Page and application data records
• • •
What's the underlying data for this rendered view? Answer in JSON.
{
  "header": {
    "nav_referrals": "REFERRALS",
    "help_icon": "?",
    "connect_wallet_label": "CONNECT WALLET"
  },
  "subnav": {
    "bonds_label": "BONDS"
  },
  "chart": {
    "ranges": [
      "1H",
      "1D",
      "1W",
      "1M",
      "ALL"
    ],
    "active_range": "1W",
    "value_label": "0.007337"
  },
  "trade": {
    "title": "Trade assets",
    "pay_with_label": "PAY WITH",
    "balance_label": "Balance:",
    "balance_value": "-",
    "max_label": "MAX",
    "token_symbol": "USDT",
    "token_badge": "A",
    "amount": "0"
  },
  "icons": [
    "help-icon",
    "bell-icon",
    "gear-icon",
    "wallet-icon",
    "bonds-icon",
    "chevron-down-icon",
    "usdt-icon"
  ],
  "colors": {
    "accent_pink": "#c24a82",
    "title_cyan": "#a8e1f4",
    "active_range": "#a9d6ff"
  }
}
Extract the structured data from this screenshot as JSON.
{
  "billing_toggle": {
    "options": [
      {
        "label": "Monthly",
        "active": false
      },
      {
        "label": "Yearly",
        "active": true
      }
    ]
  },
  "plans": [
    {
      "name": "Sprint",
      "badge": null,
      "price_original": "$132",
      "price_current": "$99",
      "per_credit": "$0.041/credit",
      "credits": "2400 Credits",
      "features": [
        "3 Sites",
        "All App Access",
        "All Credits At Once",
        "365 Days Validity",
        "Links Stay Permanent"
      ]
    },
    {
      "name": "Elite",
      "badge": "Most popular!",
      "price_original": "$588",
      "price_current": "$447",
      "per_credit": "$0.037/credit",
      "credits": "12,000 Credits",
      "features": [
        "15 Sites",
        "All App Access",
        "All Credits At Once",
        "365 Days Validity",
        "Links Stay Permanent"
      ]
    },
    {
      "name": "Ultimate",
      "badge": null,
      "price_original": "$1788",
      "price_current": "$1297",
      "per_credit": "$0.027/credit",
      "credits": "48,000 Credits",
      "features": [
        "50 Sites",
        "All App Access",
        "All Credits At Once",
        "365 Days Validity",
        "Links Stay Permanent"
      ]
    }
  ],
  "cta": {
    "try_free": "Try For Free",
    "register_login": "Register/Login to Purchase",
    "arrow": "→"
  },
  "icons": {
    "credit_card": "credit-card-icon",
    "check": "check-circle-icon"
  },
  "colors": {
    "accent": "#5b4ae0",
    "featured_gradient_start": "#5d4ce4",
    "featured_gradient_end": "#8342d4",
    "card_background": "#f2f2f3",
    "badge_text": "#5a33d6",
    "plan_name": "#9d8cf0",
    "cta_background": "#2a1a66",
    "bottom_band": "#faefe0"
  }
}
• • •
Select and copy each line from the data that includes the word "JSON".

What's the underlying data for this rendered view? Answer in JSON.
Extract the structured data from this screenshot as JSON.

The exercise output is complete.